[Excerpts from an interface dataset]
——————

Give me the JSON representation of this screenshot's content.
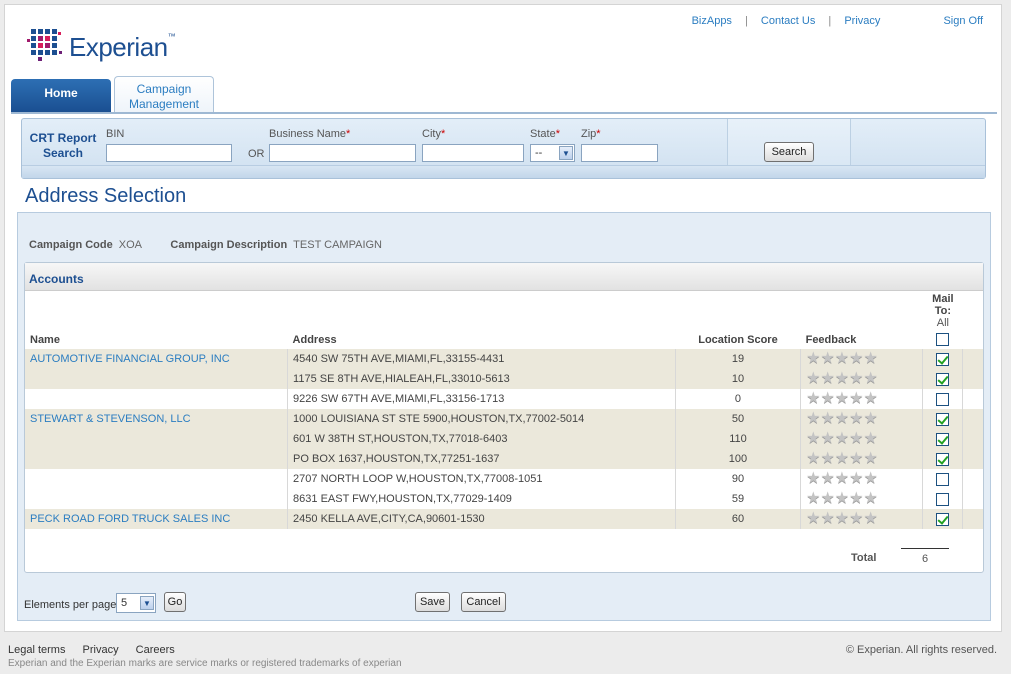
{
  "brand": {
    "name": "Experian",
    "tm": "™"
  },
  "top_links": {
    "bizapps": "BizApps",
    "contact": "Contact Us",
    "privacy": "Privacy",
    "signoff": "Sign Off",
    "separator": "|"
  },
  "tabs": {
    "home": "Home",
    "campaign_line1": "Campaign",
    "campaign_line2": "Management"
  },
  "search": {
    "title_line1": "CRT Report",
    "title_line2": "Search",
    "bin_label": "BIN",
    "or_label": "OR",
    "business_label": "Business Name",
    "city_label": "City",
    "state_label": "State",
    "zip_label": "Zip",
    "required_mark": "*",
    "state_value": "--",
    "button": "Search"
  },
  "page_title": "Address Selection",
  "campaign": {
    "code_label": "Campaign Code",
    "code_value": "XOA",
    "desc_label": "Campaign Description",
    "desc_value": "TEST CAMPAIGN"
  },
  "accounts": {
    "title": "Accounts",
    "columns": {
      "name": "Name",
      "address": "Address",
      "score": "Location Score",
      "feedback": "Feedback",
      "mailto": "Mail To:",
      "mailto_all": "All"
    },
    "rows": [
      {
        "name": "AUTOMOTIVE FINANCIAL GROUP, INC",
        "address": "4540 SW 75TH AVE,MIAMI,FL,33155-4431",
        "score": "19",
        "checked": true,
        "group": "odd"
      },
      {
        "name": "",
        "address": "1175 SE 8TH AVE,HIALEAH,FL,33010-5613",
        "score": "10",
        "checked": true,
        "group": "odd"
      },
      {
        "name": "",
        "address": "9226 SW 67TH AVE,MIAMI,FL,33156-1713",
        "score": "0",
        "checked": false,
        "group": "even"
      },
      {
        "name": "STEWART & STEVENSON, LLC",
        "address": "1000 LOUISIANA ST STE 5900,HOUSTON,TX,77002-5014",
        "score": "50",
        "checked": true,
        "group": "odd"
      },
      {
        "name": "",
        "address": "601 W 38TH ST,HOUSTON,TX,77018-6403",
        "score": "110",
        "checked": true,
        "group": "odd"
      },
      {
        "name": "",
        "address": "PO BOX 1637,HOUSTON,TX,77251-1637",
        "score": "100",
        "checked": true,
        "group": "odd"
      },
      {
        "name": "",
        "address": "2707 NORTH LOOP W,HOUSTON,TX,77008-1051",
        "score": "90",
        "checked": false,
        "group": "even"
      },
      {
        "name": "",
        "address": "8631 EAST FWY,HOUSTON,TX,77029-1409",
        "score": "59",
        "checked": false,
        "group": "even"
      },
      {
        "name": "PECK ROAD FORD TRUCK SALES INC",
        "address": "2450 KELLA AVE,CITY,CA,90601-1530",
        "score": "60",
        "checked": true,
        "group": "odd"
      }
    ],
    "total_label": "Total",
    "total_value": "6"
  },
  "pager": {
    "label": "Elements per page",
    "value": "5",
    "go": "Go"
  },
  "actions": {
    "save": "Save",
    "cancel": "Cancel"
  },
  "footer": {
    "legal": "Legal terms",
    "privacy": "Privacy",
    "careers": "Careers",
    "note": "Experian and the Experian marks are service marks or registered trademarks of experian",
    "copyright": "© Experian. All rights reserved."
  }
}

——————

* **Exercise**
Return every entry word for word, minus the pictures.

* **Answer to the problem**
Give me the JSON representation of this screenshot's content.
{
  "brand": {
    "name": "Experian",
    "tm": "™"
  },
  "top_links": {
    "bizapps": "BizApps",
    "contact": "Contact Us",
    "privacy": "Privacy",
    "signoff": "Sign Off",
    "separator": "|"
  },
  "tabs": {
    "home": "Home",
    "campaign_line1": "Campaign",
    "campaign_line2": "Management"
  },
  "search": {
    "title_line1": "CRT Report",
    "title_line2": "Search",
    "bin_label": "BIN",
    "or_label": "OR",
    "business_label": "Business Name",
    "city_label": "City",
    "state_label": "State",
    "zip_label": "Zip",
    "required_mark": "*",
    "state_value": "--",
    "button": "Search"
  },
  "page_title": "Address Selection",
  "campaign": {
    "code_label": "Campaign Code",
    "code_value": "XOA",
    "desc_label": "Campaign Description",
    "desc_value": "TEST CAMPAIGN"
  },
  "accounts": {
    "title": "Accounts",
    "columns": {
      "name": "Name",
      "address": "Address",
      "score": "Location Score",
      "feedback": "Feedback",
      "mailto": "Mail To:",
      "mailto_all": "All"
    },
    "rows": [
      {
        "name": "AUTOMOTIVE FINANCIAL GROUP, INC",
        "address": "4540 SW 75TH AVE,MIAMI,FL,33155-4431",
        "score": "19",
        "checked": true,
        "group": "odd"
      },
      {
        "name": "",
        "address": "1175 SE 8TH AVE,HIALEAH,FL,33010-5613",
        "score": "10",
        "checked": true,
        "group": "odd"
      },
      {
        "name": "",
        "address": "9226 SW 67TH AVE,MIAMI,FL,33156-1713",
        "score": "0",
        "checked": false,
        "group": "even"
      },
      {
        "name": "STEWART & STEVENSON, LLC",
        "address": "1000 LOUISIANA ST STE 5900,HOUSTON,TX,77002-5014",
        "score": "50",
        "checked": true,
        "group": "odd"
      },
      {
        "name": "",
        "address": "601 W 38TH ST,HOUSTON,TX,77018-6403",
        "score": "110",
        "checked": true,
        "group": "odd"
      },
      {
        "name": "",
        "address": "PO BOX 1637,HOUSTON,TX,77251-1637",
        "score": "100",
        "checked": true,
        "group": "odd"
      },
      {
        "name": "",
        "address": "2707 NORTH LOOP W,HOUSTON,TX,77008-1051",
        "score": "90",
        "checked": false,
        "group": "even"
      },
      {
        "name": "",
        "address": "8631 EAST FWY,HOUSTON,TX,77029-1409",
        "score": "59",
        "checked": false,
        "group": "even"
      },
      {
        "name": "PECK ROAD FORD TRUCK SALES INC",
        "address": "2450 KELLA AVE,CITY,CA,90601-1530",
        "score": "60",
        "checked": true,
        "group": "odd"
      }
    ],
    "total_label": "Total",
    "total_value": "6"
  },
  "pager": {
    "label": "Elements per page",
    "value": "5",
    "go": "Go"
  },
  "actions": {
    "save": "Save",
    "cancel": "Cancel"
  },
  "footer": {
    "legal": "Legal terms",
    "privacy": "Privacy",
    "careers": "Careers",
    "note": "Experian and the Experian marks are service marks or registered trademarks of experian",
    "copyright": "© Experian. All rights reserved."
  }
}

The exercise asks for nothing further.